|International Classification||B01D59/44, H01J49/04, H01J27/00|
|Cooperative Classification||H01J49/0481, H01J49/0463, H01J49/145, G01N27/62|
|European Classification||H01J49/04T5, G01N27/62, H01J49/04S1, H01J49/14B|
|Dec 18, 2006||AS||Assignment|
Owner name: BRUKER DALTONIK, GMBH, GERMANY
Free format text: ASSIGNMENT OF ASSIGNORS INTEREST;ASSIGNORS:FRANZEN, JOCHEN;MICHELMANN, KARSTEN;REEL/FRAME:018647/0772
Effective date: 20061017
|Sep 10, 2012||FPAY||Fee payment|
Year of fee payment: 4

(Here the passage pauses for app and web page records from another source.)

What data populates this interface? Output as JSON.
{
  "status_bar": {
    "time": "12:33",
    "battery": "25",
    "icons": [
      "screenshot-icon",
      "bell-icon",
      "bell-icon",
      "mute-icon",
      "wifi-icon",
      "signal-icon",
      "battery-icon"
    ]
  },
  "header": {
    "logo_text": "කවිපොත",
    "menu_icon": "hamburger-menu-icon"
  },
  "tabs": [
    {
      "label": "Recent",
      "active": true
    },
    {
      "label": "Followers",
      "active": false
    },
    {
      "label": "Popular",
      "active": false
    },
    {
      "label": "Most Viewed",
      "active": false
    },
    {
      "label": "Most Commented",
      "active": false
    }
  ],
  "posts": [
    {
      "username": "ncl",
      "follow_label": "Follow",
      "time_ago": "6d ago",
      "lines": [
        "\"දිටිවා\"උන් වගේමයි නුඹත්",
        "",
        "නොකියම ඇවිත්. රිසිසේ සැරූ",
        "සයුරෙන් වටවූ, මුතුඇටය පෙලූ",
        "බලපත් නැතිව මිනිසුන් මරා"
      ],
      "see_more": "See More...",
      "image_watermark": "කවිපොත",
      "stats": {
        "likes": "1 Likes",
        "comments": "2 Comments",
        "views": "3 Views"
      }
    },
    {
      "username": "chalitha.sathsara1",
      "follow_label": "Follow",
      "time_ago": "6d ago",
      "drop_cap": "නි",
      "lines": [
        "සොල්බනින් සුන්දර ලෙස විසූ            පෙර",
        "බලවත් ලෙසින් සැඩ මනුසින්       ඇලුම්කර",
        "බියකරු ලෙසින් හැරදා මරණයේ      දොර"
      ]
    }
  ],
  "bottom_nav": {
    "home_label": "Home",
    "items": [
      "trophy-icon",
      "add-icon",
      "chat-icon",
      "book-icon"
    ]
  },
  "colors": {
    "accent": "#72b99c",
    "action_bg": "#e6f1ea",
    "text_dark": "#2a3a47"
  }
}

|Sep 6, 2016||FPAY||Fee payment|
Year of fee payment: 8